- The problem -
Using the listing below, report all lines holding the word "навыка".

- Dataset -
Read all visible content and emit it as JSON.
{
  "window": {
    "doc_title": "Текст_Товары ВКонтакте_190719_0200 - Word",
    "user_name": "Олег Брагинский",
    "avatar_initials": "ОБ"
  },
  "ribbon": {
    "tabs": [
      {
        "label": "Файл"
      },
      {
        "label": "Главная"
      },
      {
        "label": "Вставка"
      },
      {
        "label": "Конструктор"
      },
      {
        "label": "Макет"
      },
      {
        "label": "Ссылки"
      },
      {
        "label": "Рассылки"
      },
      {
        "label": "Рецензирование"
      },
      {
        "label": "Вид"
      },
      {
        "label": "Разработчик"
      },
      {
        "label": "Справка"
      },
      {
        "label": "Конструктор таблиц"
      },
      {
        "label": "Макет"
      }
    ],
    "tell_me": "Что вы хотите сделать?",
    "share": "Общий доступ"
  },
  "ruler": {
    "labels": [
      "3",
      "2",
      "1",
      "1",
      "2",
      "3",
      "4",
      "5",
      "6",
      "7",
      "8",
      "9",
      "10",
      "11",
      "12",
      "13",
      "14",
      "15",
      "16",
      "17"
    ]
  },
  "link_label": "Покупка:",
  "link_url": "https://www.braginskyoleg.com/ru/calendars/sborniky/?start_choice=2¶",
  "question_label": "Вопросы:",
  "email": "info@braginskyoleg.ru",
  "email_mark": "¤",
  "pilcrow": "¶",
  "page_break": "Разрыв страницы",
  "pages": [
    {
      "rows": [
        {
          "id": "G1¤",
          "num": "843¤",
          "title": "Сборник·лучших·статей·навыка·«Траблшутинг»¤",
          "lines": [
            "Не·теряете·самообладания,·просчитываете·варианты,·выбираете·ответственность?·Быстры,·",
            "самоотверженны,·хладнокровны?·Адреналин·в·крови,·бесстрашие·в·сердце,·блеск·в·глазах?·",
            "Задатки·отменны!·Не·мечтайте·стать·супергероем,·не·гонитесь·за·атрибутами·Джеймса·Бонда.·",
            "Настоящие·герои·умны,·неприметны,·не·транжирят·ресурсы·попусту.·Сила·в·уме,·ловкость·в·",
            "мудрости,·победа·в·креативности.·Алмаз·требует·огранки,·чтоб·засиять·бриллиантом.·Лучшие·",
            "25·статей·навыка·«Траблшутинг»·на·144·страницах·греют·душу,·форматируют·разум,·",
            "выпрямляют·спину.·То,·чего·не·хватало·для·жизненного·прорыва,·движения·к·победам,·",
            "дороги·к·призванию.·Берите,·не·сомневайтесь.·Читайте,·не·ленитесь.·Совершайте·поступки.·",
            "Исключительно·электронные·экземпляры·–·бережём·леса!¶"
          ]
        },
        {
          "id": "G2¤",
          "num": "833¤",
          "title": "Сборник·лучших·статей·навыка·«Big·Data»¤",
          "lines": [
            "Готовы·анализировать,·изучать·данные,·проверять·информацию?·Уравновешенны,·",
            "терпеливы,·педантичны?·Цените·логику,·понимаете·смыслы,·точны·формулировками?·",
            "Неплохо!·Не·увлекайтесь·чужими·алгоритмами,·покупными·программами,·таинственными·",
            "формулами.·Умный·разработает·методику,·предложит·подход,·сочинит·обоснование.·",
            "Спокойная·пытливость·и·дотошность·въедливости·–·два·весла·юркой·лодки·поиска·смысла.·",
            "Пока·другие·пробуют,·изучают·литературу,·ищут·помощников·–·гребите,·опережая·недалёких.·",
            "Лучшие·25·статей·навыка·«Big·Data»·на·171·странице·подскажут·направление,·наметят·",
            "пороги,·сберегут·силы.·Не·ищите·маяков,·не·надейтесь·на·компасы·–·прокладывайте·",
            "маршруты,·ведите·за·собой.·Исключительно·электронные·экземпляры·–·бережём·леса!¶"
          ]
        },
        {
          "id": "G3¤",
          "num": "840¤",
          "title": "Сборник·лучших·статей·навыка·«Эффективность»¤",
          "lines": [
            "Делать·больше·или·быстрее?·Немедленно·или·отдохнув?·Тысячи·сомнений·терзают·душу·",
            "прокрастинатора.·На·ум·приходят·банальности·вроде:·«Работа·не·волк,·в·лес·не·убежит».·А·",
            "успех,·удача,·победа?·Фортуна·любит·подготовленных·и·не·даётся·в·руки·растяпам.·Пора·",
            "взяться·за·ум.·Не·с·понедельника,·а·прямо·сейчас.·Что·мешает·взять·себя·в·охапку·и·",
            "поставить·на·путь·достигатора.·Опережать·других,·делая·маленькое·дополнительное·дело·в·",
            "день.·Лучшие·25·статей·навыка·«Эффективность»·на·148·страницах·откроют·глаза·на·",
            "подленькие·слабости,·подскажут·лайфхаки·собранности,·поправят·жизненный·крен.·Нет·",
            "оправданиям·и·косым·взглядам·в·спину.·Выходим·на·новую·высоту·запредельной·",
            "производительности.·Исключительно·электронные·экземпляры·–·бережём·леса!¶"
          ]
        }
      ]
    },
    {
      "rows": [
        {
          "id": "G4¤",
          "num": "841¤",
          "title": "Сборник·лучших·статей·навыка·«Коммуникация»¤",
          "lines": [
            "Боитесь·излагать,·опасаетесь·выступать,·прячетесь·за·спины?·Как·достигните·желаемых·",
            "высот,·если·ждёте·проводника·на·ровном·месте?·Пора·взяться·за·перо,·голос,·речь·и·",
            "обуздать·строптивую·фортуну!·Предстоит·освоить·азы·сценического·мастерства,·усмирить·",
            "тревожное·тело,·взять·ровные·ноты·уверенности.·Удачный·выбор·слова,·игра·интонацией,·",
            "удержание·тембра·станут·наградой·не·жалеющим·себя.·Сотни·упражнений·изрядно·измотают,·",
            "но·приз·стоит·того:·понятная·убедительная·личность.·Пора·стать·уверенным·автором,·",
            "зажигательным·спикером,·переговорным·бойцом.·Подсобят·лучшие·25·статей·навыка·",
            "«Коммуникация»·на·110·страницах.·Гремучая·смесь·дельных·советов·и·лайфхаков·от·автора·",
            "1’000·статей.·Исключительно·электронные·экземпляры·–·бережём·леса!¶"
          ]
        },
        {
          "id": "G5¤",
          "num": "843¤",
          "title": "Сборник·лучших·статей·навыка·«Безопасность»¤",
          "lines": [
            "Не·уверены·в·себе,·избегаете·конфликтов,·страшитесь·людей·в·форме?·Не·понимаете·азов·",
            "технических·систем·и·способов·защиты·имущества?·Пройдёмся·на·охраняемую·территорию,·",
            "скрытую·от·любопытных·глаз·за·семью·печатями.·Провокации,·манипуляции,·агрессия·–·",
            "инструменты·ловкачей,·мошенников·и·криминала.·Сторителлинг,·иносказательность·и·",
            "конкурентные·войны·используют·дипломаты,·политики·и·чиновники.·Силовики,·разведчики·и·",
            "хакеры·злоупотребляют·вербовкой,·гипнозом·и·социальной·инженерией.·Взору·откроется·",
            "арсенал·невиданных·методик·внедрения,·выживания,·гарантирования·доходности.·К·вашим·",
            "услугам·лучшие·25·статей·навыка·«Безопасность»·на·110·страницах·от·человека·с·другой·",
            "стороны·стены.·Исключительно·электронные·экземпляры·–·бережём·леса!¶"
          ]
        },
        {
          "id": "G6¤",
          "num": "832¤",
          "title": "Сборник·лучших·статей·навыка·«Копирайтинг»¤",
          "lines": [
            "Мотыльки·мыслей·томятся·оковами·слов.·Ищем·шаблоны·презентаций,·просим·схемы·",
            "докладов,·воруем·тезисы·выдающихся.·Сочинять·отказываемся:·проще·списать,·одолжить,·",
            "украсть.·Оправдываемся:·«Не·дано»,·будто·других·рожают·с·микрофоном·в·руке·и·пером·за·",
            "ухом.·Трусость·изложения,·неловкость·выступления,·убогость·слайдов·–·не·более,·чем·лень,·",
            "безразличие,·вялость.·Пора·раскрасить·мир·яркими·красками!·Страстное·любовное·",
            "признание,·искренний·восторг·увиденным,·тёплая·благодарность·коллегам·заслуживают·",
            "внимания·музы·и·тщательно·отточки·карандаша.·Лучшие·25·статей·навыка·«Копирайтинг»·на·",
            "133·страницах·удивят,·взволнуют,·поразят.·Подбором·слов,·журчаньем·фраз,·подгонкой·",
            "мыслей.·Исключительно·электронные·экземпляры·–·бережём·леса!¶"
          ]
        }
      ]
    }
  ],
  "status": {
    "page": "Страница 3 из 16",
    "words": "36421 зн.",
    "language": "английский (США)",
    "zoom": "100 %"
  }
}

- Response area -
          "title": "Сборник·лучших·статей·навыка·«Траблшутинг»¤",
            "25·статей·навыка·«Траблшутинг»·на·144·страницах·греют·душу,·форматируют·разум,·",
          "title": "Сборник·лучших·статей·навыка·«Big·Data»¤",
            "Лучшие·25·статей·навыка·«Big·Data»·на·171·странице·подскажут·направление,·наметят·",
          "title": "Сборник·лучших·статей·навыка·«Эффективность»¤",
            "день.·Лучшие·25·статей·навыка·«Эффективность»·на·148·страницах·откроют·глаза·на·",
          "title": "Сборник·лучших·статей·навыка·«Коммуникация»¤",
            "зажигательным·спикером,·переговорным·бойцом.·Подсобят·лучшие·25·статей·навыка·",
          "title": "Сборник·лучших·статей·навыка·«Безопасность»¤",
            "услугам·лучшие·25·статей·навыка·«Безопасность»·на·110·страницах·от·человека·с·другой·",
          "title": "Сборник·лучших·статей·навыка·«Копирайтинг»¤",
            "внимания·музы·и·тщательно·отточки·карандаша.·Лучшие·25·статей·навыка·«Копирайтинг»·на·",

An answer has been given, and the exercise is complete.